→ The problem
Your answer must consist of the records exactly as given, with no pictures included.

* * * * * * *

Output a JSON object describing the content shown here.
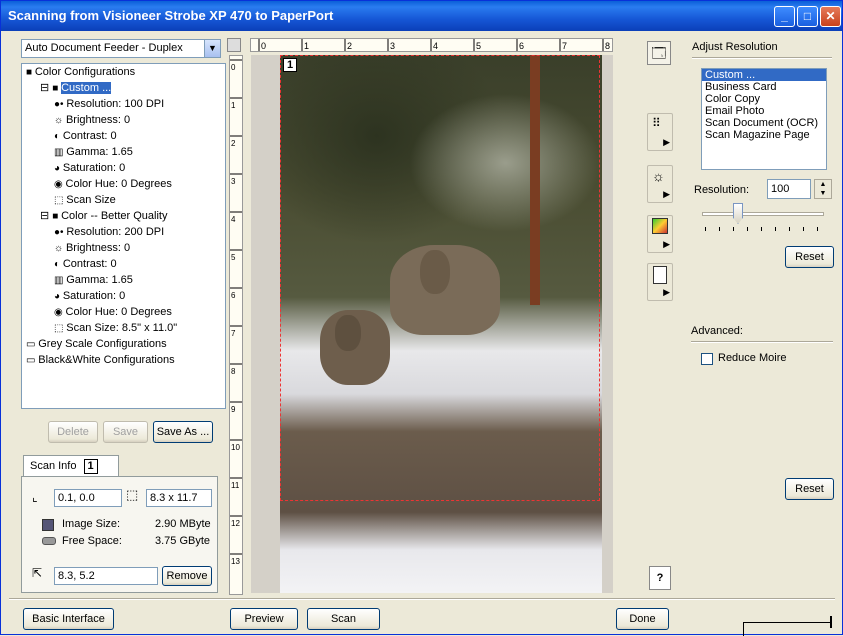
{
  "window": {
    "title": "Scanning from Visioneer Strobe XP 470 to PaperPort"
  },
  "left": {
    "source_select": "Auto Document Feeder - Duplex",
    "tree": [
      {
        "label": "Color Configurations"
      },
      {
        "label": "Custom ..."
      },
      {
        "label": "Resolution: 100 DPI"
      },
      {
        "label": "Brightness: 0"
      },
      {
        "label": "Contrast: 0"
      },
      {
        "label": "Gamma: 1.65"
      },
      {
        "label": "Saturation: 0"
      },
      {
        "label": "Color Hue: 0 Degrees"
      },
      {
        "label": "Scan Size"
      },
      {
        "label": "Color -- Better Quality"
      },
      {
        "label": "Resolution: 200 DPI"
      },
      {
        "label": "Brightness: 0"
      },
      {
        "label": "Contrast: 0"
      },
      {
        "label": "Gamma: 1.65"
      },
      {
        "label": "Saturation: 0"
      },
      {
        "label": "Color Hue: 0 Degrees"
      },
      {
        "label": "Scan Size: 8.5\" x 11.0\""
      },
      {
        "label": "Grey Scale Configurations"
      },
      {
        "label": "Black&White Configurations"
      }
    ],
    "delete_label": "Delete",
    "save_label": "Save",
    "save_as_label": "Save As ...",
    "scan_info_tab": "Scan Info",
    "scan_info_page": "1",
    "origin": "0.1, 0.0",
    "size": "8.3 x 11.7",
    "image_size_label": "Image Size:",
    "image_size_value": "2.90 MByte",
    "free_space_label": "Free Space:",
    "free_space_value": "3.75 GByte",
    "pointer_pos": "8.3, 5.2",
    "remove_label": "Remove"
  },
  "preview": {
    "page_number": "1",
    "ruler_numbers": [
      "0",
      "1",
      "2",
      "3",
      "4",
      "5",
      "6",
      "7",
      "8"
    ],
    "vruler_numbers": [
      "0",
      "1",
      "2",
      "3",
      "4",
      "5",
      "6",
      "7",
      "8",
      "9",
      "10",
      "11",
      "12",
      "13"
    ]
  },
  "right": {
    "adjust_title": "Adjust Resolution",
    "presets": [
      "Custom ...",
      "Business Card",
      "Color Copy",
      "Email Photo",
      "Scan Document (OCR)",
      "Scan Magazine Page"
    ],
    "resolution_label": "Resolution:",
    "resolution_value": "100",
    "reset_label": "Reset",
    "advanced_label": "Advanced:",
    "reduce_moire_label": "Reduce Moire",
    "reset2_label": "Reset"
  },
  "bottom": {
    "basic_label": "Basic Interface",
    "preview_label": "Preview",
    "scan_label": "Scan",
    "done_label": "Done"
  }
}
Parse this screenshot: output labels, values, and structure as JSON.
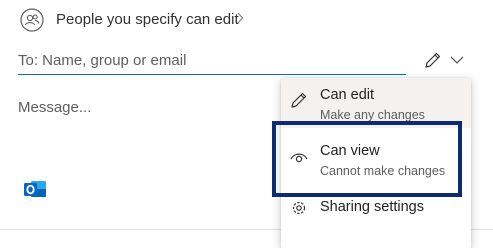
{
  "header": {
    "permission_label": "People you specify can edit"
  },
  "to_field": {
    "placeholder": "To: Name, group or email"
  },
  "message_field": {
    "placeholder": "Message..."
  },
  "permission_menu": {
    "items": [
      {
        "title": "Can edit",
        "subtitle": "Make any changes",
        "icon": "pencil-icon"
      },
      {
        "title": "Can view",
        "subtitle": "Cannot make changes",
        "icon": "eye-icon"
      },
      {
        "title": "Sharing settings",
        "subtitle": "",
        "icon": "gear-icon"
      }
    ]
  },
  "colors": {
    "accent": "#0f6cbd",
    "highlight_border": "#0c2b73",
    "outlook_blue": "#0a64c4"
  }
}
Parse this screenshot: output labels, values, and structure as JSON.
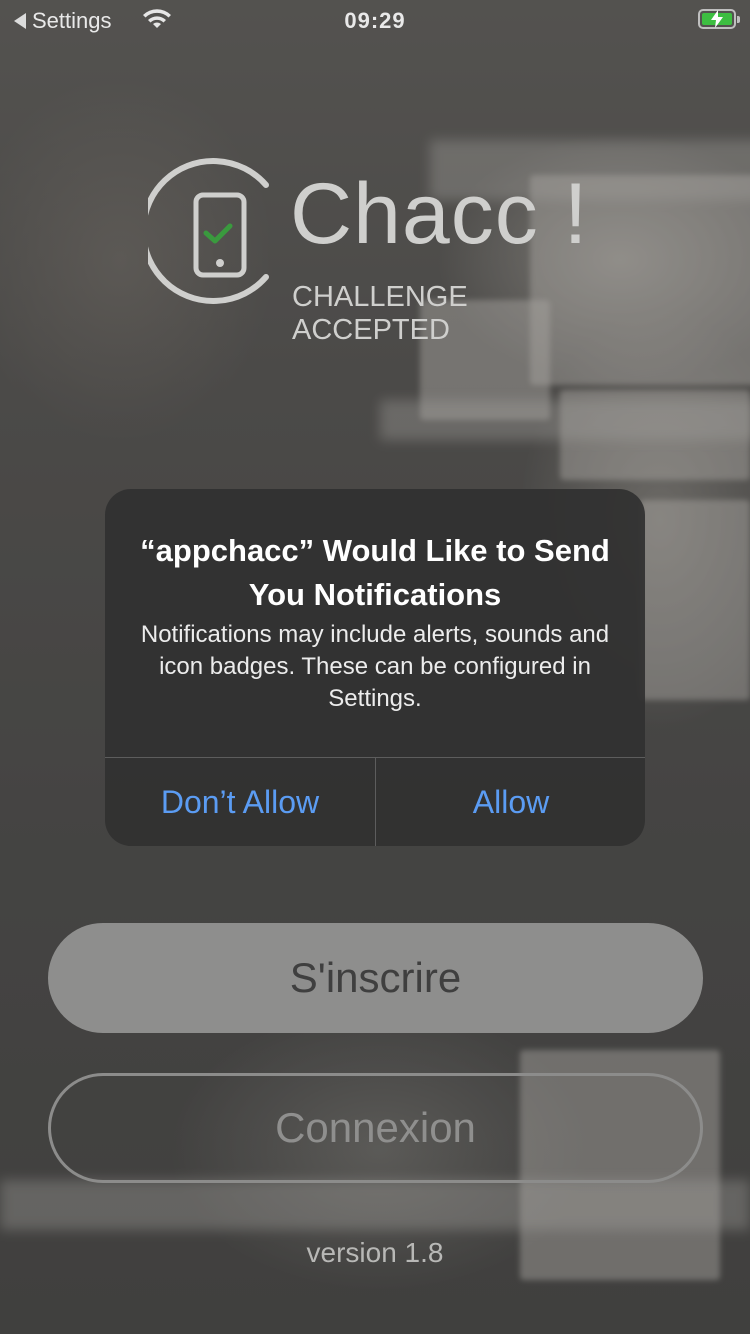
{
  "status_bar": {
    "back_label": "Settings",
    "time": "09:29",
    "battery_color": "#3dbe41"
  },
  "logo": {
    "brand": "Chacc !",
    "tagline": "CHALLENGE ACCEPTED",
    "check_color": "#3a9a3e"
  },
  "alert": {
    "title": "“appchacc” Would Like to Send You Notifications",
    "message": "Notifications may include alerts, sounds and icon badges. These can be configured in Settings.",
    "dont_allow_label": "Don’t Allow",
    "allow_label": "Allow",
    "button_color": "#5b9cf3"
  },
  "actions": {
    "signup_label": "S'inscrire",
    "login_label": "Connexion"
  },
  "footer": {
    "version": "version 1.8"
  }
}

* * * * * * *

→ Response below
Output a JSON object describing the content shown here.
{
  "window": {
    "title": "Scanning from Visioneer Strobe XP 470 to PaperPort"
  },
  "left": {
    "source_select": "Auto Document Feeder - Duplex",
    "tree": [
      {
        "label": "Color Configurations"
      },
      {
        "label": "Custom ..."
      },
      {
        "label": "Resolution: 100 DPI"
      },
      {
        "label": "Brightness: 0"
      },
      {
        "label": "Contrast: 0"
      },
      {
        "label": "Gamma: 1.65"
      },
      {
        "label": "Saturation: 0"
      },
      {
        "label": "Color Hue: 0 Degrees"
      },
      {
        "label": "Scan Size"
      },
      {
        "label": "Color -- Better Quality"
      },
      {
        "label": "Resolution: 200 DPI"
      },
      {
        "label": "Brightness: 0"
      },
      {
        "label": "Contrast: 0"
      },
      {
        "label": "Gamma: 1.65"
      },
      {
        "label": "Saturation: 0"
      },
      {
        "label": "Color Hue: 0 Degrees"
      },
      {
        "label": "Scan Size: 8.5\" x 11.0\""
      },
      {
        "label": "Grey Scale Configurations"
      },
      {
        "label": "Black&White Configurations"
      }
    ],
    "delete_label": "Delete",
    "save_label": "Save",
    "save_as_label": "Save As ...",
    "scan_info_tab": "Scan Info",
    "scan_info_page": "1",
    "origin": "0.1, 0.0",
    "size": "8.3 x 11.7",
    "image_size_label": "Image Size:",
    "image_size_value": "2.90 MByte",
    "free_space_label": "Free Space:",
    "free_space_value": "3.75 GByte",
    "pointer_pos": "8.3, 5.2",
    "remove_label": "Remove"
  },
  "preview": {
    "page_number": "1",
    "ruler_numbers": [
      "0",
      "1",
      "2",
      "3",
      "4",
      "5",
      "6",
      "7",
      "8"
    ],
    "vruler_numbers": [
      "0",
      "1",
      "2",
      "3",
      "4",
      "5",
      "6",
      "7",
      "8",
      "9",
      "10",
      "11",
      "12",
      "13"
    ]
  },
  "right": {
    "adjust_title": "Adjust Resolution",
    "presets": [
      "Custom ...",
      "Business Card",
      "Color Copy",
      "Email Photo",
      "Scan Document (OCR)",
      "Scan Magazine Page"
    ],
    "resolution_label": "Resolution:",
    "resolution_value": "100",
    "reset_label": "Reset",
    "advanced_label": "Advanced:",
    "reduce_moire_label": "Reduce Moire",
    "reset2_label": "Reset"
  },
  "bottom": {
    "basic_label": "Basic Interface",
    "preview_label": "Preview",
    "scan_label": "Scan",
    "done_label": "Done"
  }
}
Parse this screenshot: output labels, values, and structure as JSON.
{
  "header": {
    "permission_label": "People you specify can edit"
  },
  "to_field": {
    "placeholder": "To: Name, group or email"
  },
  "message_field": {
    "placeholder": "Message..."
  },
  "permission_menu": {
    "items": [
      {
        "title": "Can edit",
        "subtitle": "Make any changes",
        "icon": "pencil-icon"
      },
      {
        "title": "Can view",
        "subtitle": "Cannot make changes",
        "icon": "eye-icon"
      },
      {
        "title": "Sharing settings",
        "subtitle": "",
        "icon": "gear-icon"
      }
    ]
  },
  "colors": {
    "accent": "#0f6cbd",
    "highlight_border": "#0c2b73",
    "outlook_blue": "#0a64c4"
  }
}
Parse this screenshot: output labels, values, and structure as JSON.
{
  "status_bar": {
    "back_label": "Settings",
    "time": "09:29",
    "battery_color": "#3dbe41"
  },
  "logo": {
    "brand": "Chacc !",
    "tagline": "CHALLENGE ACCEPTED",
    "check_color": "#3a9a3e"
  },
  "alert": {
    "title": "“appchacc” Would Like to Send You Notifications",
    "message": "Notifications may include alerts, sounds and icon badges. These can be configured in Settings.",
    "dont_allow_label": "Don’t Allow",
    "allow_label": "Allow",
    "button_color": "#5b9cf3"
  },
  "actions": {
    "signup_label": "S'inscrire",
    "login_label": "Connexion"
  },
  "footer": {
    "version": "version 1.8"
  }
}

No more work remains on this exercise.